This event is from the archives of The Notice Board. The event has already taken place and the information contained in this post may no longer be relevant or accurate.
Friday and Saturday, September 13 & 14, noon to 4 p.m.
Innovation Zone, Science & Academic Bldg
Bring your own small objects and turn them into 3D images using photogrammetry and Reflectance Transformation Imaging (RTI).
Learn how artists from England are working with Blackfoot elders to provide access to historical Blackfoot objects in British museum collections.
Free of charge. All are welcome.
3D Photography demonstrations and workshops are part of Concepts That Bite Through Time, a new research project that aims to provide access to extraordinarily detailed 3D models of non-sacred historical Blackfoot objects held in British museums. Inspired by the late Frank Weasel Head’s insight that these objects are Blackfoot curriculum, this project leverages digital tools, art-based public engagement, and hyperlocal network technologies to improve the access to the stories and knowledge connected with these historical objects. Visiting artists from England – Louisa Minkin, Ian Dawson, and Tom Allison – will lead the demonstrations.
The project is supported by an Exploration Grant from the Government of Canada’s New Frontiers in Research Fund.

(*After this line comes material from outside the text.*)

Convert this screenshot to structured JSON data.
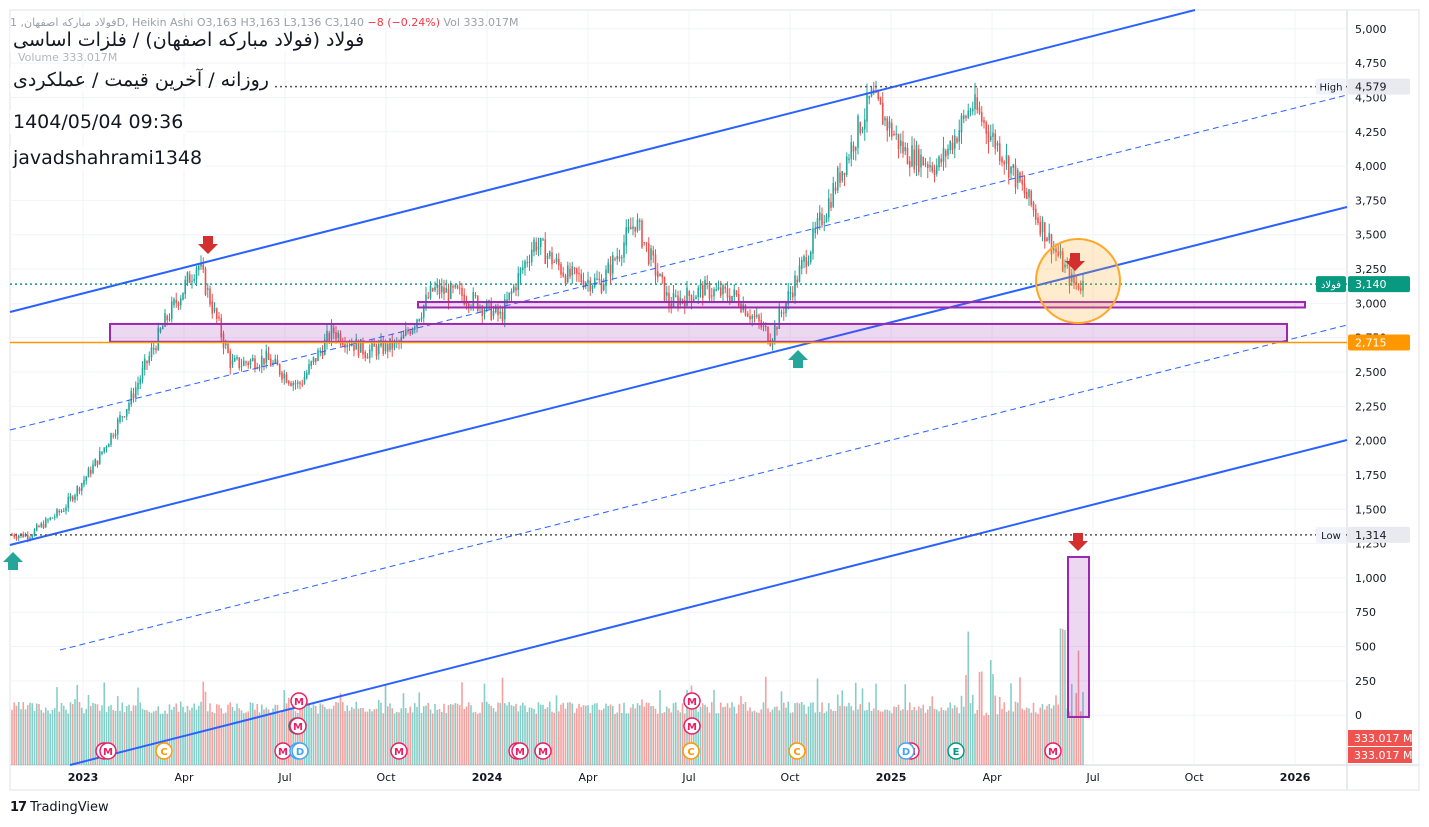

Concepts That Bite Through Time aims to: create and disseminate highly detailed digital models of historical Blackfoot objects in British museum collections; provide access to the knowledge and skills embedded in those objects through virtual interfaces and live events; explore issues around access, tangibility, materiality, and value as they relate to physical objects and virtual experiences of those objects; advance efforts to decolonize online spaces and virtual worlds and promote knowledge sharing in both analytical and creative technologies; build connections between Indigenous and non-Indigenous people and perspectives; and to support call to action #67 from the Truth and Reconciliation Commission by creating best practices for art galleries and museums.
Our research approach was founded with direction from Blackfoot Elders and has ongoing direction from these elders. In July 2019, the Canadian team travelled to England with seven elders representing all four tribes in the Blackfoot Confederacy to visit objects in British museums and work with partner artists in Britain to create images of the objects. Over the next two years, we will produce web-based prototypes featuring the digital models of the objects, using spatial web technologies to reunite the objects with their associated knowledge and culture. We will disseminate the objects on the Blackfoot Digital Library, through localized wireless networks in areas without internet access, and through exhibitions, workshops, and events to engage people with the knowledge held by the objects and the digital tools and techniques for renarrating them.